One of four new C100s built for Ford by John Thompson ahead of the 1982 season, this car was raced extensively by both the factory and the Zakspeed teams. Liveried in Jagermeister colours, it was first raced in two DRM rounds by Klaus Ludwig. Chassis C100/03 was then repainted to factory colours and then raced at the Silverstone, Nürburgring and Le Mans rounds of the World Championship. It was this C100 that briefly led at Le Mans before electrics issues ended the charge. Later in the year it also raced at Spa and qualified on pole for the Brands Hatch round of the World Championship. It was then sold to the Zakspeed team, who continued to campaign the car with considerable success in the DRM and Interserie championships. Its final outings came with Mike Baretta, who raced for the the Victor Dauer Racing Team in 1986. Baretta would continue to own the car through to 1997. It was then acquired in highly original condition by former racer and Lola owner, the late Martin Birrane.

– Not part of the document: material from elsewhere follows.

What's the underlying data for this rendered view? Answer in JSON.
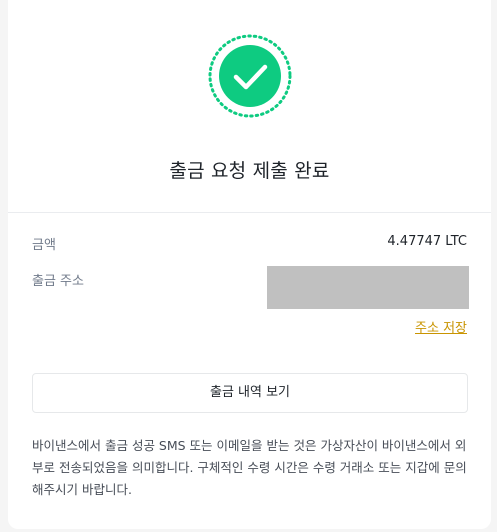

He had the car comprehensively restored to the configuration and livery used by the factory team during the 1982 season. Early in 2019, this, the most successful of all C100s, was offered by Duncan Hamilton ROFGO.


• Manufacturer: Ford
• Country: United States
• Year: 1982
• Type: Race
• Division: Gr.1

• Engine: Ford Cosworth DFL 90º V8
• Power: 540 HP / 9250 rpm
• Torque: 461 Nm / 7000 rpm
• Engine location: Mid
• Displacement: 3995 cc
• Construction: Aluminium block and head
• Valvetrain: 4 valves / cylinder, DOHC
• Fuel feed: Lucas Fuel Injection
• Aspiration: Naturally Aspirated

• 0-100 km/h (0-62 mph) Time: Unknown
• Top Speed: 350 km/h (217 mph)
• Power-to-weight ratio: 0.65 hp/kg

• Drive: Rear wheel drive
• Chassis: Aluminium monocoque
• Gearbox: Hewland VG 5 speed Manual
• Steering: Rack-and-pinion

• Front suspension: Double wishbones, coil springs over dampers, anti-roll bar
• Rear suspension: Double wishbones, rocker actuated coil springs over dampers, anti-roll bar

• Front brakes: AP Racing ventilated discs
• Rear brakes: AP Racing ventilated discs

• Lenght: --- mm
• Width: --- mm
• Height: --- mm
• Wheelbase: 2660 mm
• Weight: 850 kg